Exploring the dungeon and the combat seemed more important than puzzles in the preview build, so I didn’t get a sense of the more complex possibilities for dungeon layouts. It was pretty linear, only asking me if I wanted to go upstairs or downstairs at first, but dodging around enemies to get to the right items and levers was still fun. Finding secrets and managing items kept the playthrough interesting, but I’m still left wondering what sort of dungeon puzzles will be in the final build.


The music was also lacking in this build. It was barely noticeable, but there were some good effects for the monsters and items. A little quieter than I might have liked while I was learning about the game, but I still see a lot of promise in the audio design. Or maybe Emberheart just doesn’t want me to know all of its musical secrets just yet.


The tension of watching your inventory mixed well with the dark dungeons and comic main character. Courier of the Crypts is looking to be a challenging game of snap decisions about your dwindling supplies, one filled with hidden corners just waiting for a brave, possibly foolish explorer to find. The preview left me curious as to what else I might find in future dungeons, be they hidden treasures or my own death. I’ll just have to watch the IndieGoGo campaign and wait for the next surprise Emberheart Games has hidden in the dark.


For more information on the game, head to the developer’s site, follow him on Facebook and Twitter, or download the free demo. If you like the game, you can vote for it on Steam Greenlight or donate to its IndieGoGo campaign.

Fiction writer, indie lover, and horror game fanatic.
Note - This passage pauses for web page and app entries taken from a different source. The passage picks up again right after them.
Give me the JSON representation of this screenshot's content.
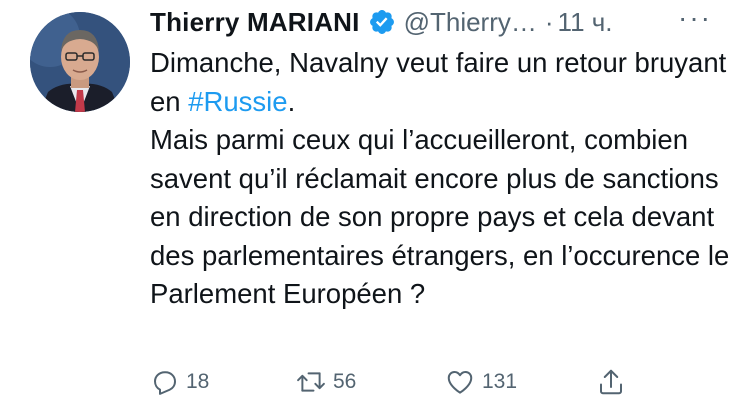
{
  "author": {
    "name": "Thierry MARIANI",
    "handle": "@Thierry…",
    "separator": "·",
    "time": "11 ч."
  },
  "icons": {
    "verified": "verified-badge-icon",
    "more": "more-horizontal-icon",
    "reply": "reply-icon",
    "retweet": "retweet-icon",
    "like": "like-icon",
    "share": "share-icon"
  },
  "more_label": "···",
  "text": {
    "line1_pre": "Dimanche, Navalny veut faire un retour bruyant en ",
    "hashtag": "#Russie",
    "line1_post": ".",
    "paragraph2": "Mais parmi ceux qui l’accueilleront, combien savent qu’il réclamait encore plus de sanctions en direction de son propre pays et cela devant des parlementaires étrangers, en l’occurence le Parlement Européen ?"
  },
  "actions": {
    "replies": "18",
    "retweets": "56",
    "likes": "131"
  },
  "colors": {
    "text": "#0f1419",
    "secondary": "#536471",
    "accent": "#1d9bf0"
  }
}
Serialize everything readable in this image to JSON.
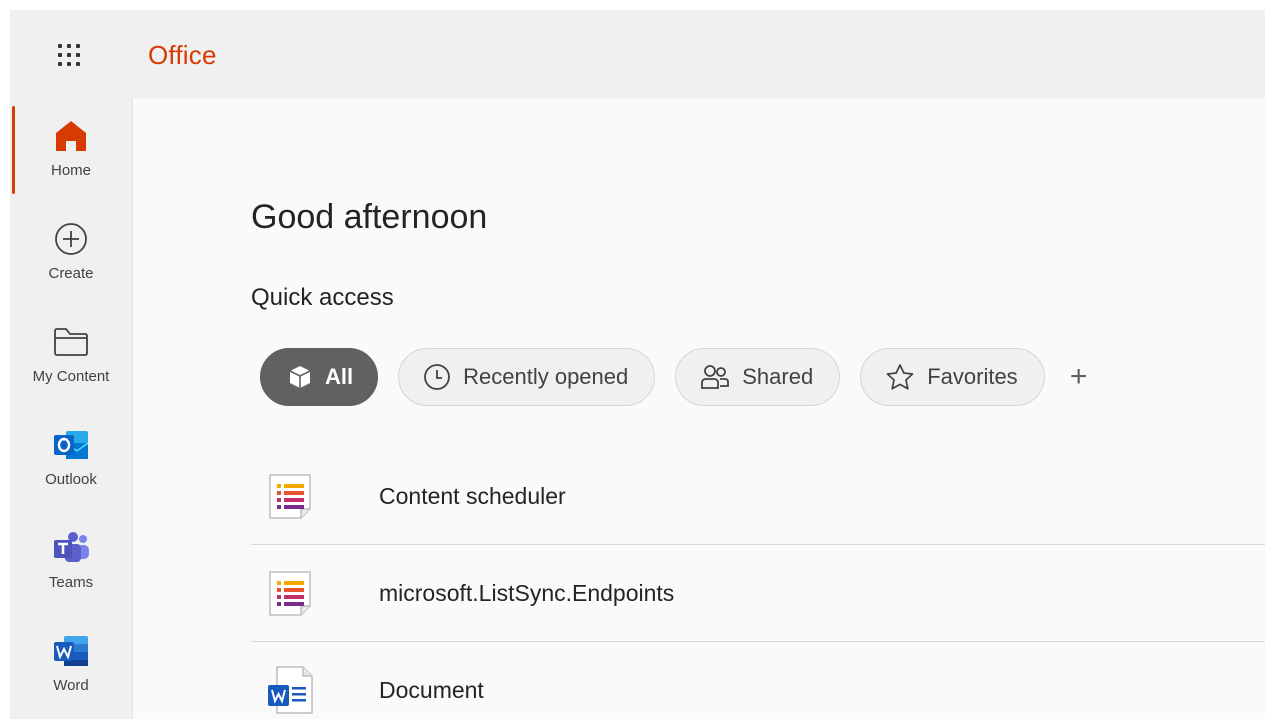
{
  "app": {
    "brand": "Office"
  },
  "sidebar": {
    "items": [
      {
        "label": "Home",
        "icon": "home-icon",
        "active": true
      },
      {
        "label": "Create",
        "icon": "plus-circle-icon"
      },
      {
        "label": "My Content",
        "icon": "folder-icon"
      },
      {
        "label": "Outlook",
        "icon": "outlook-icon"
      },
      {
        "label": "Teams",
        "icon": "teams-icon"
      },
      {
        "label": "Word",
        "icon": "word-icon"
      }
    ]
  },
  "main": {
    "greeting": "Good afternoon",
    "section_title": "Quick access",
    "filters": [
      {
        "label": "All",
        "icon": "cube-icon",
        "selected": true
      },
      {
        "label": "Recently opened",
        "icon": "clock-icon"
      },
      {
        "label": "Shared",
        "icon": "people-icon"
      },
      {
        "label": "Favorites",
        "icon": "star-icon"
      }
    ],
    "add_filter_label": "+",
    "files": [
      {
        "name": "Content scheduler",
        "icon": "lists-file-icon"
      },
      {
        "name": "microsoft.ListSync.Endpoints",
        "icon": "lists-file-icon"
      },
      {
        "name": "Document",
        "icon": "word-file-icon"
      }
    ]
  },
  "colors": {
    "accent": "#d83b01",
    "chip_selected": "#616161",
    "outlook_blue": "#0a64c8",
    "teams_purple": "#5b5fc7",
    "word_blue": "#185abd"
  }
}
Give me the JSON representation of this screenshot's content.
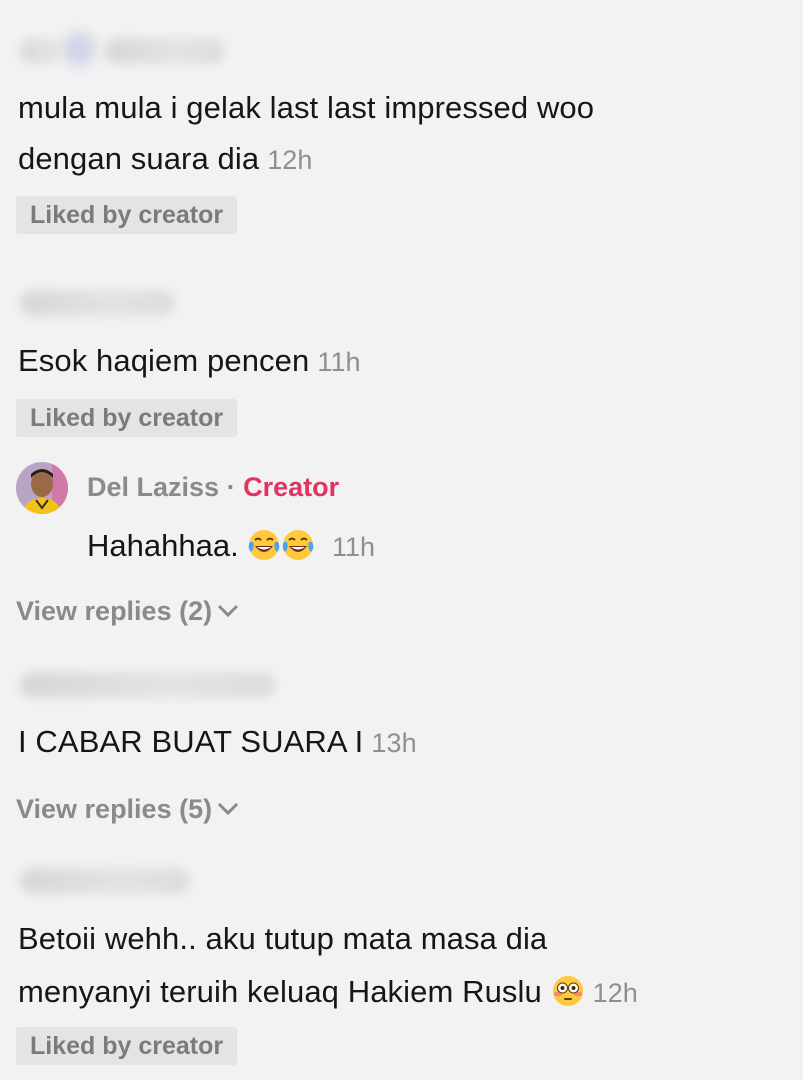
{
  "comments": [
    {
      "text_line1": "mula mula i gelak last last impressed woo",
      "text_line2": "dengan suara dia",
      "time": "12h",
      "badge": "Liked by creator"
    },
    {
      "text": "Esok haqiem pencen",
      "time": "11h",
      "badge": "Liked by creator"
    },
    {
      "text": "I CABAR BUAT SUARA I",
      "time": "13h",
      "view_replies": "View replies (5)"
    },
    {
      "text_line1": "Betoii wehh.. aku tutup mata masa dia",
      "text_line2": "menyanyi teruih keluaq Hakiem Ruslu",
      "time": "12h",
      "badge": "Liked by creator"
    }
  ],
  "creator_reply": {
    "name": "Del Laziss",
    "separator": "·",
    "role": "Creator",
    "text": "Hahahhaa.",
    "time": "11h",
    "view_replies": "View replies (2)"
  },
  "colors": {
    "creator_accent": "#e0335f",
    "muted": "#8f8f8f",
    "badge_bg": "#e4e4e4"
  },
  "icons": [
    "tears-of-joy-emoji",
    "flushed-face-emoji",
    "chevron-down-icon"
  ]
}
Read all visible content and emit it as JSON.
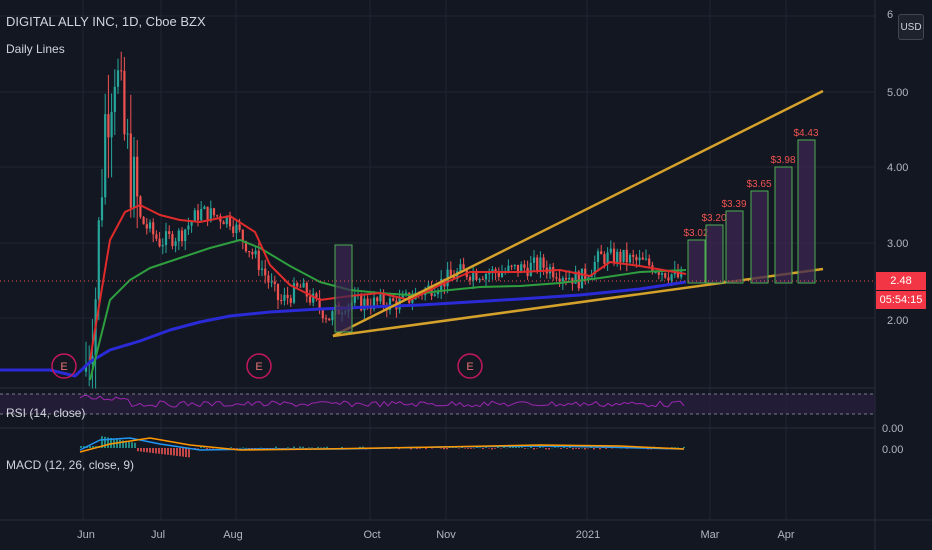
{
  "header": {
    "title": "DIGITAL ALLY INC, 1D, Cboe BZX",
    "indicator": "Daily Lines"
  },
  "currency_button": "USD",
  "rsi_label": "RSI (14, close)",
  "macd_label": "MACD (12, 26, close, 9)",
  "price_axis": {
    "labels": [
      "5.00",
      "4.00",
      "3.00",
      "2.00"
    ],
    "partial_top": "6"
  },
  "rsi_axis_label": "0.00",
  "macd_axis_label": "0.00",
  "current_price": "2.48",
  "countdown": "05:54:15",
  "time_axis": [
    "Jun",
    "Jul",
    "Aug",
    "Oct",
    "Nov",
    "2021",
    "Mar",
    "Apr"
  ],
  "earnings_marker": "E",
  "projection_labels": [
    "$3.02",
    "$3.20",
    "$3.39",
    "$3.65",
    "$3.98",
    "$4.43"
  ],
  "colors": {
    "background": "#131722",
    "up": "#26a69a",
    "down": "#ef5350",
    "trendline": "#d4a12a",
    "ma_red": "#e02b2b",
    "ma_green": "#2e9e3e",
    "ma_blue": "#2a2ad6",
    "rsi": "#9c27b0",
    "macd": "#2196f3",
    "signal": "#ff9800",
    "price_tag": "#f23645"
  },
  "chart_data": {
    "type": "line",
    "ylim": [
      1.0,
      6.0
    ],
    "series": []
  }
}
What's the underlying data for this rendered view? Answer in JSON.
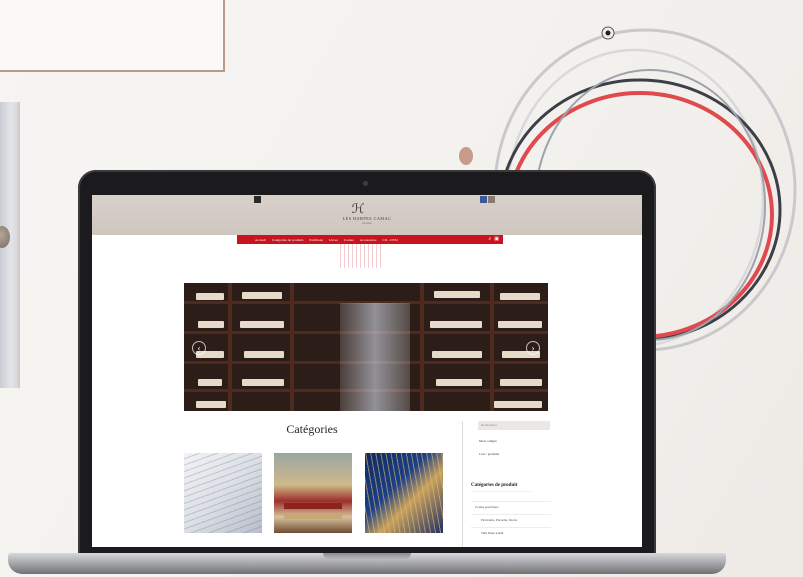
{
  "site": {
    "logo_mark": "ℋ",
    "logo_text": "LES HARPES CAMAC",
    "logo_sub": "FRANCE"
  },
  "nav": {
    "items": [
      "Accueil",
      "Catégories de produits",
      "Partitions",
      "Livres",
      "Cordes",
      "Accessoires",
      "CD - DVD"
    ],
    "search_icon": "search-icon",
    "cart_icon": "cart-icon"
  },
  "hero": {
    "prev_label": "‹",
    "next_label": "›"
  },
  "main": {
    "section_title": "Catégories"
  },
  "sidebar": {
    "search_placeholder": "Rechercher",
    "account_link": "Mon compte",
    "cart_link": "Cart  /  produits",
    "categories_heading": "Catégories de produit",
    "categories": [
      "Cordes pour harpe",
      "Fabricants, Encorder, Droits",
      "Tutti harpe Lakilt"
    ]
  },
  "colors": {
    "nav_red": "#c8141f",
    "header_beige": "#d8d1c9",
    "laptop_body": "#1b1b1d"
  }
}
If it's strange, personal, terrifying, or a combination thereof, he wants to play it.

Join the discussion by leaving a comment

Leave a reply

IndieGameMag - IGM